■ **WHAT THE TASK ASKS**:
The answer is the set of lines that include "FIBAA", copied from the data below.

■ **Component data from apps and pages**:
————————

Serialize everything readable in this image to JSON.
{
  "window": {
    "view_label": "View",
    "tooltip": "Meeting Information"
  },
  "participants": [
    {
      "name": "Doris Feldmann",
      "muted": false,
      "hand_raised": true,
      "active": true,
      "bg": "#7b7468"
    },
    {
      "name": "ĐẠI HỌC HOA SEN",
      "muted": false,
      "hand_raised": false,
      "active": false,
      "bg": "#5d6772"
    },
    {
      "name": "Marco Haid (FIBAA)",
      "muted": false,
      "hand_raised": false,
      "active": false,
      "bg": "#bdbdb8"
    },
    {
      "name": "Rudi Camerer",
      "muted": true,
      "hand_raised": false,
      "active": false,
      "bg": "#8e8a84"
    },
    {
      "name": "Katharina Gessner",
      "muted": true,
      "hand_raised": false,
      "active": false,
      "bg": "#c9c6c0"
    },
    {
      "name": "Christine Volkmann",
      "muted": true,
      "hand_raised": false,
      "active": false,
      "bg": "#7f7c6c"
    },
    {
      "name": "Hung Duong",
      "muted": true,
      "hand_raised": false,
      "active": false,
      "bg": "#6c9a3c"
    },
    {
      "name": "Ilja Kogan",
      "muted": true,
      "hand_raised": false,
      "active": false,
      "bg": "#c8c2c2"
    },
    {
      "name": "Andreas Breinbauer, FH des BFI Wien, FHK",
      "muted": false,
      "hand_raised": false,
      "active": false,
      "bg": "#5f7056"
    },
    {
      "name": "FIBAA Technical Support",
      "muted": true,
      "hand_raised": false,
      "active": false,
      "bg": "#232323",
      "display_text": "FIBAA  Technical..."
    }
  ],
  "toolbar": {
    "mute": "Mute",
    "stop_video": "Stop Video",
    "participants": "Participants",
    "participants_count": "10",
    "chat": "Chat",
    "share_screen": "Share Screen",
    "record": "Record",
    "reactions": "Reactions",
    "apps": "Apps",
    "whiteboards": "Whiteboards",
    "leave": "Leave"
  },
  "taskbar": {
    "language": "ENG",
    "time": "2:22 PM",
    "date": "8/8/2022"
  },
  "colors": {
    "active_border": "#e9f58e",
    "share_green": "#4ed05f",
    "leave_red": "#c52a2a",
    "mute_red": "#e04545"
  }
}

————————

■ **TASK ANSWER**:
      "name": "Marco Haid (FIBAA)",
      "name": "FIBAA Technical Support",
      "display_text": "FIBAA  Technical..."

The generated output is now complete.